The problem: All the lines below should be set down exactly, with no picture carried into the copy.

* * *

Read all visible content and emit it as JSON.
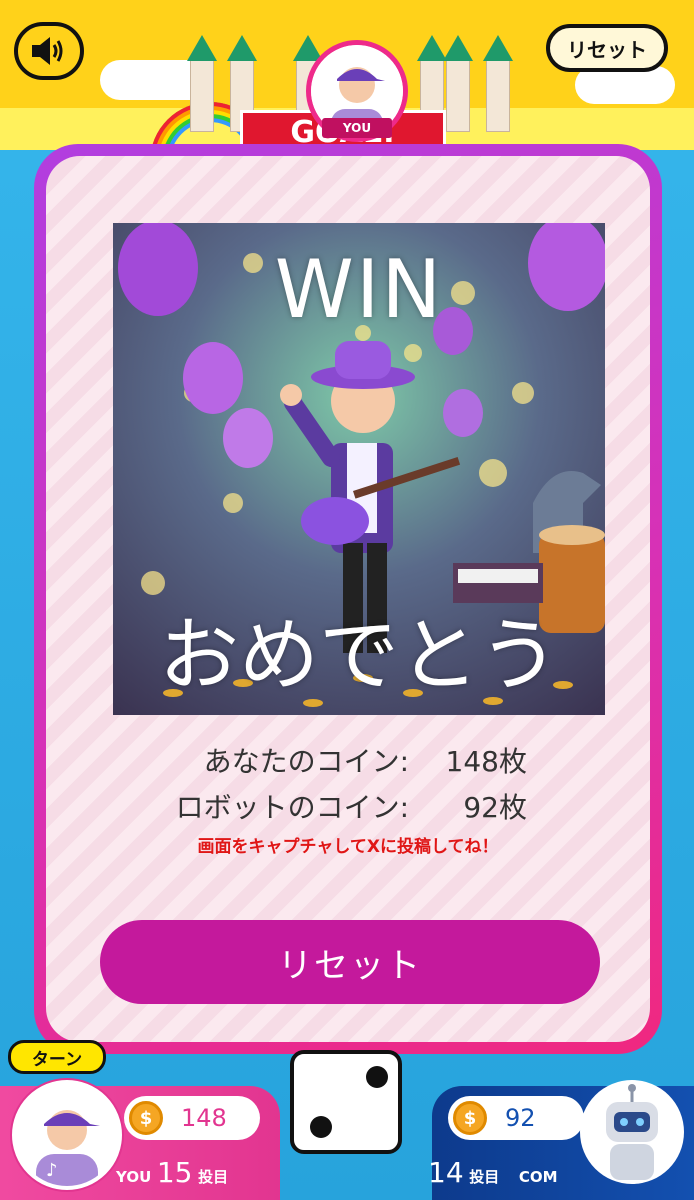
{
  "header": {
    "sound_icon": "speaker-on-icon",
    "reset_label": "リセット",
    "player_tag": "YOU",
    "goal_banner": "GOAL!"
  },
  "modal": {
    "hero_title": "WIN",
    "hero_subtitle": "おめでとう",
    "your_coins_label": "あなたのコイン:",
    "your_coins_value": "148枚",
    "robot_coins_label": "ロボットのコイン:",
    "robot_coins_value": "92枚",
    "share_note": "画面をキャプチャしてXに投稿してね！",
    "reset_button": "リセット"
  },
  "hud": {
    "turn_label": "ターン",
    "you": {
      "coins": "148",
      "name": "YOU",
      "throws": "15",
      "throws_suffix": "投目"
    },
    "com": {
      "coins": "92",
      "name": "COM",
      "throws": "14",
      "throws_suffix": "投目"
    },
    "dice_value": 2,
    "coin_symbol": "$"
  },
  "colors": {
    "accent_pink": "#e23590",
    "accent_purple": "#c4199c",
    "com_blue": "#1350b0",
    "note_red": "#e01616"
  }
}
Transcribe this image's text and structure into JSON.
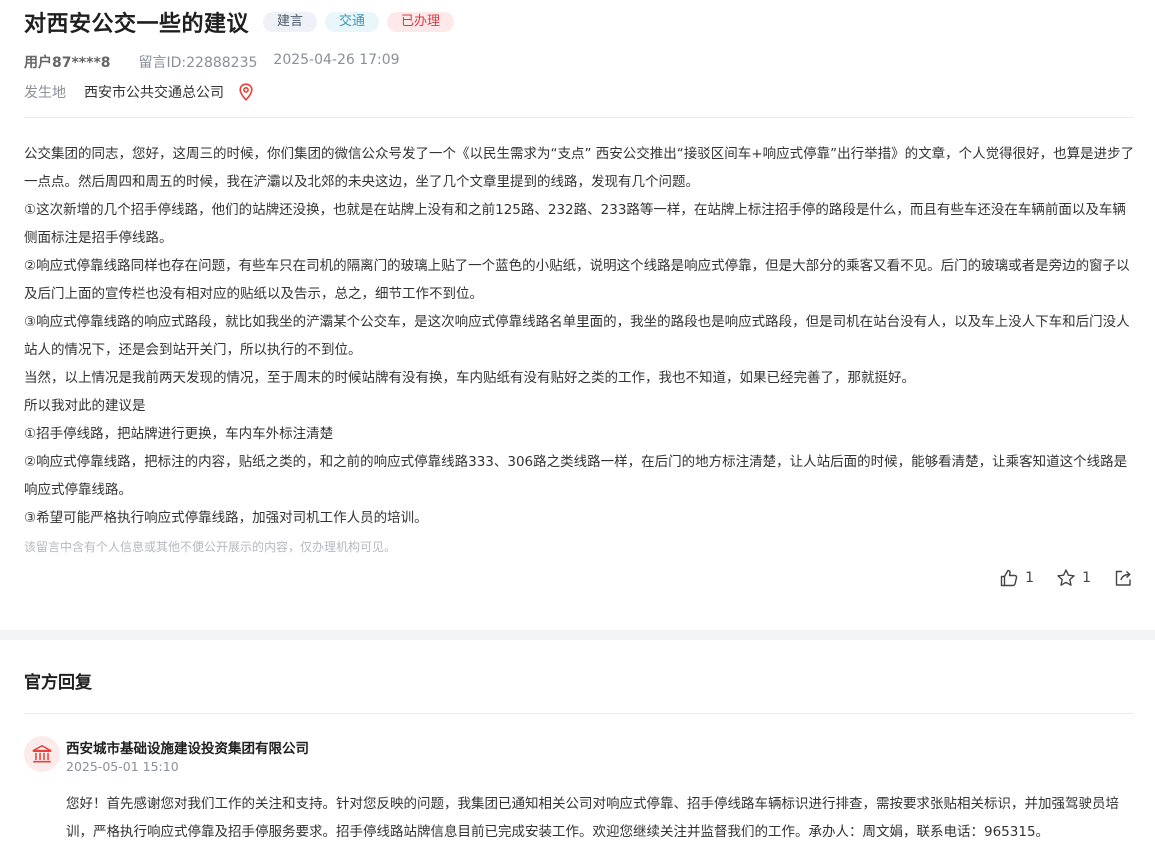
{
  "header": {
    "title": "对西安公交一些的建议",
    "tags": [
      "建言",
      "交通",
      "已办理"
    ]
  },
  "meta": {
    "user": "用户87****8",
    "message_id": "留言ID:22888235",
    "datetime": "2025-04-26 17:09"
  },
  "location": {
    "label": "发生地",
    "value": "西安市公共交通总公司",
    "icon": "location-pin-icon"
  },
  "message": {
    "paragraphs": [
      "公交集团的同志，您好，这周三的时候，你们集团的微信公众号发了一个《以民生需求为“支点” 西安公交推出“接驳区间车+响应式停靠”出行举措》的文章，个人觉得很好，也算是进步了一点点。然后周四和周五的时候，我在浐灞以及北郊的未央这边，坐了几个文章里提到的线路，发现有几个问题。",
      "①这次新增的几个招手停线路，他们的站牌还没换，也就是在站牌上没有和之前125路、232路、233路等一样，在站牌上标注招手停的路段是什么，而且有些车还没在车辆前面以及车辆侧面标注是招手停线路。",
      "②响应式停靠线路同样也存在问题，有些车只在司机的隔离门的玻璃上贴了一个蓝色的小贴纸，说明这个线路是响应式停靠，但是大部分的乘客又看不见。后门的玻璃或者是旁边的窗子以及后门上面的宣传栏也没有相对应的贴纸以及告示，总之，细节工作不到位。",
      "③响应式停靠线路的响应式路段，就比如我坐的浐灞某个公交车，是这次响应式停靠线路名单里面的，我坐的路段也是响应式路段，但是司机在站台没有人，以及车上没人下车和后门没人站人的情况下，还是会到站开关门，所以执行的不到位。",
      "当然，以上情况是我前两天发现的情况，至于周末的时候站牌有没有换，车内贴纸有没有贴好之类的工作，我也不知道，如果已经完善了，那就挺好。",
      "所以我对此的建议是",
      "①招手停线路，把站牌进行更换，车内车外标注清楚",
      "②响应式停靠线路，把标注的内容，贴纸之类的，和之前的响应式停靠线路333、306路之类线路一样，在后门的地方标注清楚，让人站后面的时候，能够看清楚，让乘客知道这个线路是响应式停靠线路。",
      "③希望可能严格执行响应式停靠线路，加强对司机工作人员的培训。"
    ],
    "privacy_notice": "该留言中含有个人信息或其他不便公开展示的内容，仅办理机构可见。"
  },
  "actions": {
    "like_count": "1",
    "favorite_count": "1"
  },
  "reply": {
    "section_title": "官方回复",
    "org_name": "西安城市基础设施建设投资集团有限公司",
    "datetime": "2025-05-01 15:10",
    "body": "您好！首先感谢您对我们工作的关注和支持。针对您反映的问题，我集团已通知相关公司对响应式停靠、招手停线路车辆标识进行排查，需按要求张贴相关标识，并加强驾驶员培训，严格执行响应式停靠及招手停服务要求。招手停线路站牌信息目前已完成安装工作。欢迎您继续关注并监督我们的工作。承办人：周文娟，联系电话：965315。"
  },
  "colors": {
    "accent_red": "#e8413c",
    "tag_done": "#d63c47",
    "tag_traffic": "#3f96b8"
  }
}
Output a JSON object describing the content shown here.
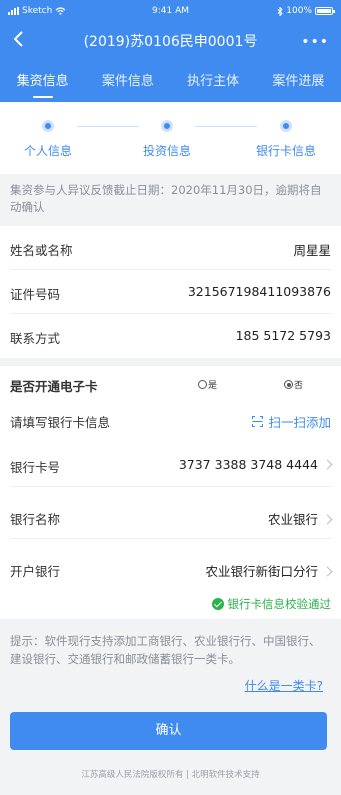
{
  "status_bar": {
    "carrier": "Sketch",
    "time": "9:41 AM",
    "battery": "100%"
  },
  "nav": {
    "title": "(2019)苏0106民申0001号",
    "more": "•••"
  },
  "tabs": [
    "集资信息",
    "案件信息",
    "执行主体",
    "案件进展"
  ],
  "steps": [
    "个人信息",
    "投资信息",
    "银行卡信息"
  ],
  "notice": "集资参与人异议反馈截止日期：2020年11月30日，逾期将自动确认",
  "personal": {
    "name_label": "姓名或名称",
    "name_value": "周星星",
    "id_label": "证件号码",
    "id_value": "321567198411093876",
    "contact_label": "联系方式",
    "contact_value": "185 5172 5793"
  },
  "ecard": {
    "label": "是否开通电子卡",
    "yes": "是",
    "no": "否",
    "selected": "否"
  },
  "bank": {
    "fill_label": "请填写银行卡信息",
    "scan_label": "扫一扫添加",
    "card_no_label": "银行卡号",
    "card_no_value": "3737 3388 3748 4444",
    "bank_name_label": "银行名称",
    "bank_name_value": "农业银行",
    "branch_label": "开户银行",
    "branch_value": "农业银行新街口分行",
    "verify_text": "银行卡信息校验通过"
  },
  "tip": {
    "text": "提示：软件现行支持添加工商银行、农业银行行、中国银行、建设银行、交通银行和邮政储蓄银行一类卡。",
    "link": "什么是一类卡?"
  },
  "confirm_label": "确认",
  "footer": "江苏高级人民法院版权所有 | 北明软件技术支持",
  "colors": {
    "primary": "#3f8bf0",
    "success": "#2bb24c"
  }
}
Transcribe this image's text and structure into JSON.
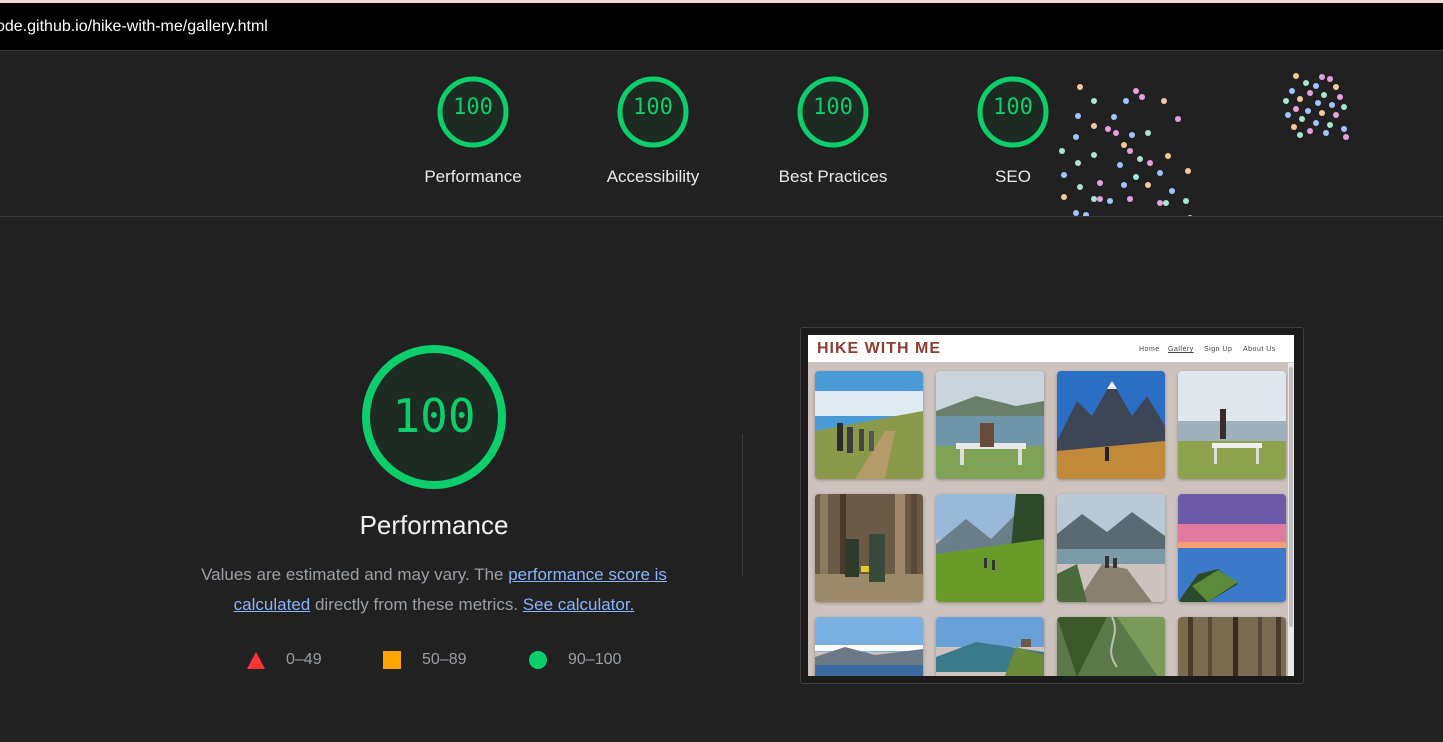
{
  "address_bar": {
    "url": "ode.github.io/hike-with-me/gallery.html"
  },
  "category_scores": [
    {
      "label": "Performance",
      "score": "100"
    },
    {
      "label": "Accessibility",
      "score": "100"
    },
    {
      "label": "Best Practices",
      "score": "100"
    },
    {
      "label": "SEO",
      "score": "100"
    }
  ],
  "main_gauge": {
    "score": "100",
    "title": "Performance",
    "description_start": "Values are estimated and may vary. The ",
    "link_score": "performance score is calculated",
    "description_mid": " directly from these metrics. ",
    "link_calculator": "See calculator."
  },
  "legend": [
    {
      "shape": "triangle-icon",
      "range": "0–49",
      "color": "#ff3333"
    },
    {
      "shape": "square-icon",
      "range": "50–89",
      "color": "#ffa400"
    },
    {
      "shape": "circle-icon",
      "range": "90–100",
      "color": "#0cce6b"
    }
  ],
  "screenshot": {
    "site_title": "HIKE WITH ME",
    "nav": [
      "Home",
      "Gallery",
      "Sign Up",
      "About Us"
    ],
    "active_nav": "Gallery"
  },
  "colors": {
    "pass_green": "#0cce6b",
    "gauge_fill": "#1d2b22",
    "background": "#212121",
    "link": "#8ab4f8",
    "site_title_red": "#8f3d34"
  }
}
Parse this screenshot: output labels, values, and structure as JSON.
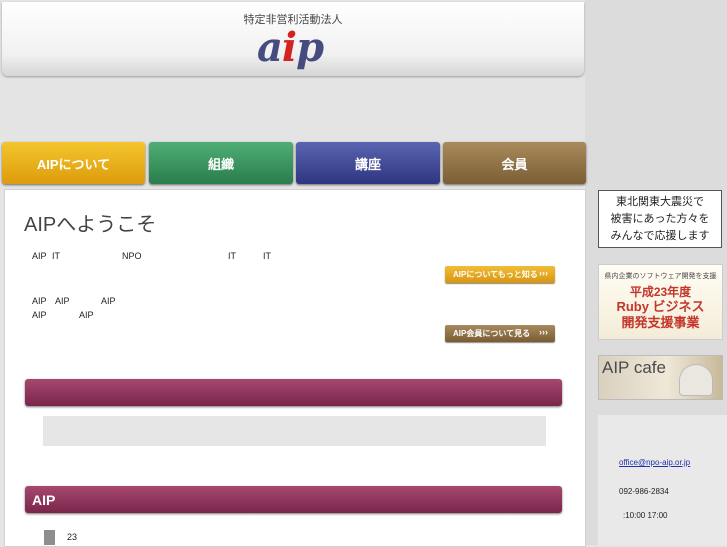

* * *

Completed task:
Read all visible content and emit it as JSON.
{
  "header": {
    "sound_icon": "speaker-on-icon",
    "reset_label": "リセット",
    "player_tag": "YOU",
    "goal_banner": "GOAL!"
  },
  "modal": {
    "hero_title": "WIN",
    "hero_subtitle": "おめでとう",
    "your_coins_label": "あなたのコイン:",
    "your_coins_value": "148枚",
    "robot_coins_label": "ロボットのコイン:",
    "robot_coins_value": "92枚",
    "share_note": "画面をキャプチャしてXに投稿してね！",
    "reset_button": "リセット"
  },
  "hud": {
    "turn_label": "ターン",
    "you": {
      "coins": "148",
      "name": "YOU",
      "throws": "15",
      "throws_suffix": "投目"
    },
    "com": {
      "coins": "92",
      "name": "COM",
      "throws": "14",
      "throws_suffix": "投目"
    },
    "dice_value": 2,
    "coin_symbol": "$"
  },
  "colors": {
    "accent_pink": "#e23590",
    "accent_purple": "#c4199c",
    "com_blue": "#1350b0",
    "note_red": "#e01616"
  }
}
Transcribe this image's text and structure into JSON.
{
  "header": {
    "title": "对西安公交一些的建议",
    "tags": [
      "建言",
      "交通",
      "已办理"
    ]
  },
  "meta": {
    "user": "用户87****8",
    "message_id": "留言ID:22888235",
    "datetime": "2025-04-26 17:09"
  },
  "location": {
    "label": "发生地",
    "value": "西安市公共交通总公司",
    "icon": "location-pin-icon"
  },
  "message": {
    "paragraphs": [
      "公交集团的同志，您好，这周三的时候，你们集团的微信公众号发了一个《以民生需求为“支点” 西安公交推出“接驳区间车+响应式停靠”出行举措》的文章，个人觉得很好，也算是进步了一点点。然后周四和周五的时候，我在浐灞以及北郊的未央这边，坐了几个文章里提到的线路，发现有几个问题。",
      "①这次新增的几个招手停线路，他们的站牌还没换，也就是在站牌上没有和之前125路、232路、233路等一样，在站牌上标注招手停的路段是什么，而且有些车还没在车辆前面以及车辆侧面标注是招手停线路。",
      "②响应式停靠线路同样也存在问题，有些车只在司机的隔离门的玻璃上贴了一个蓝色的小贴纸，说明这个线路是响应式停靠，但是大部分的乘客又看不见。后门的玻璃或者是旁边的窗子以及后门上面的宣传栏也没有相对应的贴纸以及告示，总之，细节工作不到位。",
      "③响应式停靠线路的响应式路段，就比如我坐的浐灞某个公交车，是这次响应式停靠线路名单里面的，我坐的路段也是响应式路段，但是司机在站台没有人，以及车上没人下车和后门没人站人的情况下，还是会到站开关门，所以执行的不到位。",
      "当然，以上情况是我前两天发现的情况，至于周末的时候站牌有没有换，车内贴纸有没有贴好之类的工作，我也不知道，如果已经完善了，那就挺好。",
      "所以我对此的建议是",
      "①招手停线路，把站牌进行更换，车内车外标注清楚",
      "②响应式停靠线路，把标注的内容，贴纸之类的，和之前的响应式停靠线路333、306路之类线路一样，在后门的地方标注清楚，让人站后面的时候，能够看清楚，让乘客知道这个线路是响应式停靠线路。",
      "③希望可能严格执行响应式停靠线路，加强对司机工作人员的培训。"
    ],
    "privacy_notice": "该留言中含有个人信息或其他不便公开展示的内容，仅办理机构可见。"
  },
  "actions": {
    "like_count": "1",
    "favorite_count": "1"
  },
  "reply": {
    "section_title": "官方回复",
    "org_name": "西安城市基础设施建设投资集团有限公司",
    "datetime": "2025-05-01 15:10",
    "body": "您好！首先感谢您对我们工作的关注和支持。针对您反映的问题，我集团已通知相关公司对响应式停靠、招手停线路车辆标识进行排查，需按要求张贴相关标识，并加强驾驶员培训，严格执行响应式停靠及招手停服务要求。招手停线路站牌信息目前已完成安装工作。欢迎您继续关注并监督我们的工作。承办人：周文娟，联系电话：965315。"
  },
  "colors": {
    "accent_red": "#e8413c",
    "tag_done": "#d63c47",
    "tag_traffic": "#3f96b8"
  }
}
Output a JSON object describing the content shown here.
{
  "status_bar": {
    "carrier": "Sketch",
    "time": "9:41 AM",
    "battery": "100%"
  },
  "nav": {
    "title": "(2019)苏0106民申0001号",
    "more": "•••"
  },
  "tabs": [
    "集资信息",
    "案件信息",
    "执行主体",
    "案件进展"
  ],
  "steps": [
    "个人信息",
    "投资信息",
    "银行卡信息"
  ],
  "notice": "集资参与人异议反馈截止日期：2020年11月30日，逾期将自动确认",
  "personal": {
    "name_label": "姓名或名称",
    "name_value": "周星星",
    "id_label": "证件号码",
    "id_value": "321567198411093876",
    "contact_label": "联系方式",
    "contact_value": "185 5172 5793"
  },
  "ecard": {
    "label": "是否开通电子卡",
    "yes": "是",
    "no": "否",
    "selected": "否"
  },
  "bank": {
    "fill_label": "请填写银行卡信息",
    "scan_label": "扫一扫添加",
    "card_no_label": "银行卡号",
    "card_no_value": "3737 3388 3748 4444",
    "bank_name_label": "银行名称",
    "bank_name_value": "农业银行",
    "branch_label": "开户银行",
    "branch_value": "农业银行新街口分行",
    "verify_text": "银行卡信息校验通过"
  },
  "tip": {
    "text": "提示：软件现行支持添加工商银行、农业银行行、中国银行、建设银行、交通银行和邮政储蓄银行一类卡。",
    "link": "什么是一类卡?"
  },
  "confirm_label": "确认",
  "footer": "江苏高级人民法院版权所有 | 北明软件技术支持",
  "colors": {
    "primary": "#3f8bf0",
    "success": "#2bb24c"
  }
}
Transcribe this image's text and structure into JSON.
{
  "address_bar": {
    "url": "ode.github.io/hike-with-me/gallery.html"
  },
  "category_scores": [
    {
      "label": "Performance",
      "score": "100"
    },
    {
      "label": "Accessibility",
      "score": "100"
    },
    {
      "label": "Best Practices",
      "score": "100"
    },
    {
      "label": "SEO",
      "score": "100"
    }
  ],
  "main_gauge": {
    "score": "100",
    "title": "Performance",
    "description_start": "Values are estimated and may vary. The ",
    "link_score": "performance score is calculated",
    "description_mid": " directly from these metrics. ",
    "link_calculator": "See calculator."
  },
  "legend": [
    {
      "shape": "triangle-icon",
      "range": "0–49",
      "color": "#ff3333"
    },
    {
      "shape": "square-icon",
      "range": "50–89",
      "color": "#ffa400"
    },
    {
      "shape": "circle-icon",
      "range": "90–100",
      "color": "#0cce6b"
    }
  ],
  "screenshot": {
    "site_title": "HIKE WITH ME",
    "nav": [
      "Home",
      "Gallery",
      "Sign Up",
      "About Us"
    ],
    "active_nav": "Gallery"
  },
  "colors": {
    "pass_green": "#0cce6b",
    "gauge_fill": "#1d2b22",
    "background": "#212121",
    "link": "#8ab4f8",
    "site_title_red": "#8f3d34"
  }
}
Parse this screenshot: output labels, values, and structure as JSON.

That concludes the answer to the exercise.